In brief: A recently published Ford patent application outlines some of the extreme systems and methods the automaker could implement when attempting to repossess a vehicle. The application, filed in August 2021 but published days ago, notes that vehicle owners may default on a payment for a variety of reasons and can lead to repossession. This process can sometimes erupt into confrontation, hence Ford's desire to provide a solution to address the situation.
In short, Ford describes a multi-step repossession system that could increase in severity if notices to pay are continually ignored.
The lender, for example, could start with disabling second level optional-use components like the air conditioning system, remote key fobs or the automated door lock / unlock system. Disabling these components "may cause an additional level of discomfort to a driver and occupants of the vehicle," the patent reads.
The system could further command the radio to play an "incessant and unpleasant sound" every time you get in the vehicle with a constantly varying pitch, tone, cadence, beat and volume. Should that still not get the owners' attention, the vehicle could lock the user out of the cabin – perhaps just on weekends, allowing use of the vehicle during weekdays to avoid "adversely affecting a livelihood of the owner of the vehicle and hampering the owner's ability to make payments toward the vehicle."
Assuming no resolution on the payment front, the lender may elect to impound the vehicle. If the vehicle in question has autonomous capabilities, the repossession system can move the vehicle to a location that is more convenient for a tow truck to retrieve it. Optionally, the repo system could autonomously drive the vehicle directly to the repossession agency.
In an even more unimaginable scenario, the repo system can determine the value of the vehicle to see if it even makes financial sense for the lender to repossess it. If not, the vehicle may be instructed to drive itself to the junkyard.
The examples presented here only scratch the surface of situations and solutions presented in Ford's patent. There's no guarantee that Ford will ever implement any of these methods in future vehicles, but we know they are at least mulling options that most of us have never even considered.
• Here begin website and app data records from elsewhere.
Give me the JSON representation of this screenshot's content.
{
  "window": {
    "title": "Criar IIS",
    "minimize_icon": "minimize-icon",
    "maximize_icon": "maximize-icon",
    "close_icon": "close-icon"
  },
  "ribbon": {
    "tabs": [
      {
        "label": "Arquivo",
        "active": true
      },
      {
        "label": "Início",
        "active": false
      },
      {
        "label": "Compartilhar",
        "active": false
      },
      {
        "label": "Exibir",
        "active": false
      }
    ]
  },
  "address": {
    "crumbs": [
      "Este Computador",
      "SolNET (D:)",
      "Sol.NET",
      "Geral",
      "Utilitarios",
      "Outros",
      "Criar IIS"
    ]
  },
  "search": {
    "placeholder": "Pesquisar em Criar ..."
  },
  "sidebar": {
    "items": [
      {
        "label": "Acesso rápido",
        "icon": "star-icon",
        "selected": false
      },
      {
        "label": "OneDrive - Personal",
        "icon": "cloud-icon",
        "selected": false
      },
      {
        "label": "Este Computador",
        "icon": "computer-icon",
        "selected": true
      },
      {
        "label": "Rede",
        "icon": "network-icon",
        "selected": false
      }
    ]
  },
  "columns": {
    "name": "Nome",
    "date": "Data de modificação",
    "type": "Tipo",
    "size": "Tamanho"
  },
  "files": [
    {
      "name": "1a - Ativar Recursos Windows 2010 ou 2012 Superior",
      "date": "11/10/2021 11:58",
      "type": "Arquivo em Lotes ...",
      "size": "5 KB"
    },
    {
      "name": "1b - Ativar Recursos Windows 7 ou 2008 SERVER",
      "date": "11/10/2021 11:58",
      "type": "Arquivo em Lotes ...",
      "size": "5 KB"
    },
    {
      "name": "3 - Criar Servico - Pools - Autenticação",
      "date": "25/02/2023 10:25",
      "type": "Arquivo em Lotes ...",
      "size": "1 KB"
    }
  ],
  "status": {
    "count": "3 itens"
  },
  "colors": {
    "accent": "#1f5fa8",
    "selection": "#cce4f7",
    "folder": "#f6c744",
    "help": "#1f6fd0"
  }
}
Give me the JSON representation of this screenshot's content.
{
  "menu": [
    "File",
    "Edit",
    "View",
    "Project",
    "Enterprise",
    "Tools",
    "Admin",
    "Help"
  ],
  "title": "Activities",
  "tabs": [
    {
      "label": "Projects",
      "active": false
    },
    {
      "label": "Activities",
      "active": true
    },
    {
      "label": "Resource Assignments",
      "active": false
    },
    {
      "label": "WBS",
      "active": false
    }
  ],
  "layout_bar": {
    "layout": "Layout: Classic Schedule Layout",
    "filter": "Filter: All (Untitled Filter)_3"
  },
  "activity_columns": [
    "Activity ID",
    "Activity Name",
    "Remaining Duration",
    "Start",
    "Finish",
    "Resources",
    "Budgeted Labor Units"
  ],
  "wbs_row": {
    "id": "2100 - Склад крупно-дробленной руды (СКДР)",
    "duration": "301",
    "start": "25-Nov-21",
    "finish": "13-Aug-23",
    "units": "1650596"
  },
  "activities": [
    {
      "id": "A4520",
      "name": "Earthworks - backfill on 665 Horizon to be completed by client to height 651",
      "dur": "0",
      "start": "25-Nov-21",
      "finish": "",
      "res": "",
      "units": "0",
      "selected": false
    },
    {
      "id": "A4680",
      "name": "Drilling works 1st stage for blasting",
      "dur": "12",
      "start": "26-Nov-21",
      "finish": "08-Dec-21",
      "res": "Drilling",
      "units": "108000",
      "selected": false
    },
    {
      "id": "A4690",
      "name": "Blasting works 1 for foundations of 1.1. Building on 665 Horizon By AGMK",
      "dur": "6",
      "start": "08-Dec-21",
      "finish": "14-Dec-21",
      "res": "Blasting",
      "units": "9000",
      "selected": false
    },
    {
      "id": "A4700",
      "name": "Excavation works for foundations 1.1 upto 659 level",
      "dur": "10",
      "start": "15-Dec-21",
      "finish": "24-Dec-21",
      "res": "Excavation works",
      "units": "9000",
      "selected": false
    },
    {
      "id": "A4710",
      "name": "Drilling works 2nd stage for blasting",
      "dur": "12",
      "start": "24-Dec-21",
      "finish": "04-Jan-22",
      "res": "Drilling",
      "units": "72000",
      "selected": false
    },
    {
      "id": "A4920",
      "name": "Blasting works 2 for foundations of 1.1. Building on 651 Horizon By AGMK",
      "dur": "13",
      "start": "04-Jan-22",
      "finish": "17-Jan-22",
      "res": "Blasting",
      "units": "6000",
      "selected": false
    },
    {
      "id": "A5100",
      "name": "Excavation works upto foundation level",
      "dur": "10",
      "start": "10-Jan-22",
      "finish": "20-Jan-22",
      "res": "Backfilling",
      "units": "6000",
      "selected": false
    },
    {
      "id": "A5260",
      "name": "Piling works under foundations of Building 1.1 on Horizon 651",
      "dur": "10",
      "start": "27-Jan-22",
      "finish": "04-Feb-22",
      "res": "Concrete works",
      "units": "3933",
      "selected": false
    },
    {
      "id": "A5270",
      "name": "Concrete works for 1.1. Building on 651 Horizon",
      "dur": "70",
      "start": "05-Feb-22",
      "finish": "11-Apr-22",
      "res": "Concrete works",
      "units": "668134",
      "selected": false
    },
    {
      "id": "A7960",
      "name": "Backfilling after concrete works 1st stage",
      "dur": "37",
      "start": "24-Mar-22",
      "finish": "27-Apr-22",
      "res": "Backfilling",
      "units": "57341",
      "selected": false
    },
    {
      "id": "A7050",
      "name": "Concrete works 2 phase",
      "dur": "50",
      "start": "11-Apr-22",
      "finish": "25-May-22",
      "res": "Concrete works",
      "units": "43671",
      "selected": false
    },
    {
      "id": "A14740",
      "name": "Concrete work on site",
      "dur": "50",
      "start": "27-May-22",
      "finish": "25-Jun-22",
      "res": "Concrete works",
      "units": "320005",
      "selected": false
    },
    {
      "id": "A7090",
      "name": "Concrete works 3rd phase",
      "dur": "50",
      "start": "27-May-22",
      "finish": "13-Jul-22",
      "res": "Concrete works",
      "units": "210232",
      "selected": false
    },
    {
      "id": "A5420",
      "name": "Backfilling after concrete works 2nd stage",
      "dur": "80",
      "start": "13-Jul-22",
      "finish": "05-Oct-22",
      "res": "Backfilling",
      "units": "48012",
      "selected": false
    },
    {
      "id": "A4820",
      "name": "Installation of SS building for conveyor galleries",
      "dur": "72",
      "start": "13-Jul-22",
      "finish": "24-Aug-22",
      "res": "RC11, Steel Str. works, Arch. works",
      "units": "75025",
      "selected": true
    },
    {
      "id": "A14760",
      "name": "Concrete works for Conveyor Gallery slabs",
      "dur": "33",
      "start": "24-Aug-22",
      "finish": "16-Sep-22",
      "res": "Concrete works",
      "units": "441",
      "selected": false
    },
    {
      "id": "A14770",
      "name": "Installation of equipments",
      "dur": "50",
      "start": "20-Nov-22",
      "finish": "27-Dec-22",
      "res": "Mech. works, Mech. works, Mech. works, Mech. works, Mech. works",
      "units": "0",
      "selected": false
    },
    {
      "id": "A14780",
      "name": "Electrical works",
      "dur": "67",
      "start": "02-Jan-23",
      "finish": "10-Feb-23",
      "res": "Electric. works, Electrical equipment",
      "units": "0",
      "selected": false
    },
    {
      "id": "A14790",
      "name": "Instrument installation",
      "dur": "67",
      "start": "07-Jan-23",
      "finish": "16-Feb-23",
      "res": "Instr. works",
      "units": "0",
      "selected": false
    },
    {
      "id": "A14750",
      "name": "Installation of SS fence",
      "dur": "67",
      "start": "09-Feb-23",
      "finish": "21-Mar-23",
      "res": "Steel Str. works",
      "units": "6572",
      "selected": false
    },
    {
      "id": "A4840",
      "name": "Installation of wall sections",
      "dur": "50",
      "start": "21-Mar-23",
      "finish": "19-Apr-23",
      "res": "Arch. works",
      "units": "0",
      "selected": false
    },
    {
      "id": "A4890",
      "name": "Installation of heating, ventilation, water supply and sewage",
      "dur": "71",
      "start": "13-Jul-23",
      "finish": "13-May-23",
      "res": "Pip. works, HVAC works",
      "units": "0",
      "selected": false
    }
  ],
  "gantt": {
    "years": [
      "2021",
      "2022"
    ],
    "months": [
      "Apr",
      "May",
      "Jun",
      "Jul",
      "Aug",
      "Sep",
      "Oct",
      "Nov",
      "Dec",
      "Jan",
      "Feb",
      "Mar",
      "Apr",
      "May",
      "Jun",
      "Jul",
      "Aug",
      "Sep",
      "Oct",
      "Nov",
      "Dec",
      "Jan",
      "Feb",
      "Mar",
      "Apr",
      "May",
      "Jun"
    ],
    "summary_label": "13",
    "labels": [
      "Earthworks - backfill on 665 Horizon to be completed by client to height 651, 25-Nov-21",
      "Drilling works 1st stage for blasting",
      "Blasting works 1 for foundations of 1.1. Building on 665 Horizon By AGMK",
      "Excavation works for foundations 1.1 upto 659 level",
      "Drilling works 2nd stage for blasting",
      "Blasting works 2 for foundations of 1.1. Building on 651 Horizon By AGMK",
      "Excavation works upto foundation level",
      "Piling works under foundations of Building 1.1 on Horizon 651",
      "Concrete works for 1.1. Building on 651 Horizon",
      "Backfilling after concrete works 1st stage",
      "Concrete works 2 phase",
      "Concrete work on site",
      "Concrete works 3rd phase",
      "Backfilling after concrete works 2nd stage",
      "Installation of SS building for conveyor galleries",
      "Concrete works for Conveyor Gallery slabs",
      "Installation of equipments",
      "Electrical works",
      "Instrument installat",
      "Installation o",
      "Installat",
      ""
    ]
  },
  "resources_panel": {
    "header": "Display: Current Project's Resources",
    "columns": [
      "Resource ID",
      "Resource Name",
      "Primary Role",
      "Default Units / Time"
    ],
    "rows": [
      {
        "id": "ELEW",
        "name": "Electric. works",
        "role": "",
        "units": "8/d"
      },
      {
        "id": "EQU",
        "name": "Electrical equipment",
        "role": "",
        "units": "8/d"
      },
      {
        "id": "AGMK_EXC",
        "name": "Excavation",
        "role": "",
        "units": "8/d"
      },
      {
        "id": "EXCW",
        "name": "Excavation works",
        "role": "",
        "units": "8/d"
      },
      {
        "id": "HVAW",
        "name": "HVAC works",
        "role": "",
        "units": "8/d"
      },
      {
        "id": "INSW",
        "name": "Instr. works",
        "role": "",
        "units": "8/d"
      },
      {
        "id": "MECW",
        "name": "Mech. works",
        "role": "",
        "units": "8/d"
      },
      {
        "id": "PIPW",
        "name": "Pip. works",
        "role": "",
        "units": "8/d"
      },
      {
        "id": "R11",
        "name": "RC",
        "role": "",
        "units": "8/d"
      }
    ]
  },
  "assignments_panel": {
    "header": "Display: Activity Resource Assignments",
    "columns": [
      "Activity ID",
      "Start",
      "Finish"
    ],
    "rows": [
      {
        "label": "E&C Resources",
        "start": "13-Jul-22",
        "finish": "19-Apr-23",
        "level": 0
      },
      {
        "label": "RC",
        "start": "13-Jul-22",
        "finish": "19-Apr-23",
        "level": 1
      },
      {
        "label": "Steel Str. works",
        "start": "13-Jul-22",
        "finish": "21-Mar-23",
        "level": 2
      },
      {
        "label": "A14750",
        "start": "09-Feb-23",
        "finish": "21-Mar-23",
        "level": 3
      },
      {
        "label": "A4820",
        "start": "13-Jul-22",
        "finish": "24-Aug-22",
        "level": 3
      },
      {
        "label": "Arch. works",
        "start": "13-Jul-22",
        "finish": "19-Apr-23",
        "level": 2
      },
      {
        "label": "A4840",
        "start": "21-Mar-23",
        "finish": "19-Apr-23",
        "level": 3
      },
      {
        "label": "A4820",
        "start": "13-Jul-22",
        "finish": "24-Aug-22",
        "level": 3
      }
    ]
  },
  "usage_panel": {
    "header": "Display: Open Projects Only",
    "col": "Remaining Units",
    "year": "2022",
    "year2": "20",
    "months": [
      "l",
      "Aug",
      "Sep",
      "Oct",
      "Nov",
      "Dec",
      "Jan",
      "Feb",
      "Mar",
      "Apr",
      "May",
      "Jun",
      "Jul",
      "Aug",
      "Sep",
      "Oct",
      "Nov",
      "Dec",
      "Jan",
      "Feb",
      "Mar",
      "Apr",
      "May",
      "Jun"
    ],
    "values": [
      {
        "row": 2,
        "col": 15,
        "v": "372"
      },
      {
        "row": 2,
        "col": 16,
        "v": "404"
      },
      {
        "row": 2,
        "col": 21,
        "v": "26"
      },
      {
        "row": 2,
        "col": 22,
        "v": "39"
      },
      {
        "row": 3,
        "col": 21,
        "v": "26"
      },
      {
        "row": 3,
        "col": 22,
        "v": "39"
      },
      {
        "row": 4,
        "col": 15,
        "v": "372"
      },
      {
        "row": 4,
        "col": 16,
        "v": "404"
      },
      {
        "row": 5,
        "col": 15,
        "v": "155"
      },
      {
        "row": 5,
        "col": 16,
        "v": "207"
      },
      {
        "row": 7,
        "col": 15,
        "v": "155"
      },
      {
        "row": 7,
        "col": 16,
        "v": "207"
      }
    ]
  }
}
What are your thoughts on the matter? Would Ford's patent help keep repo drivers out of harm's way? Are there enough fail-safes in place? For example, what happens if the AC is disabled on a hot summer day and the driver has a preexisting health condition, or there are young children in the vehicle?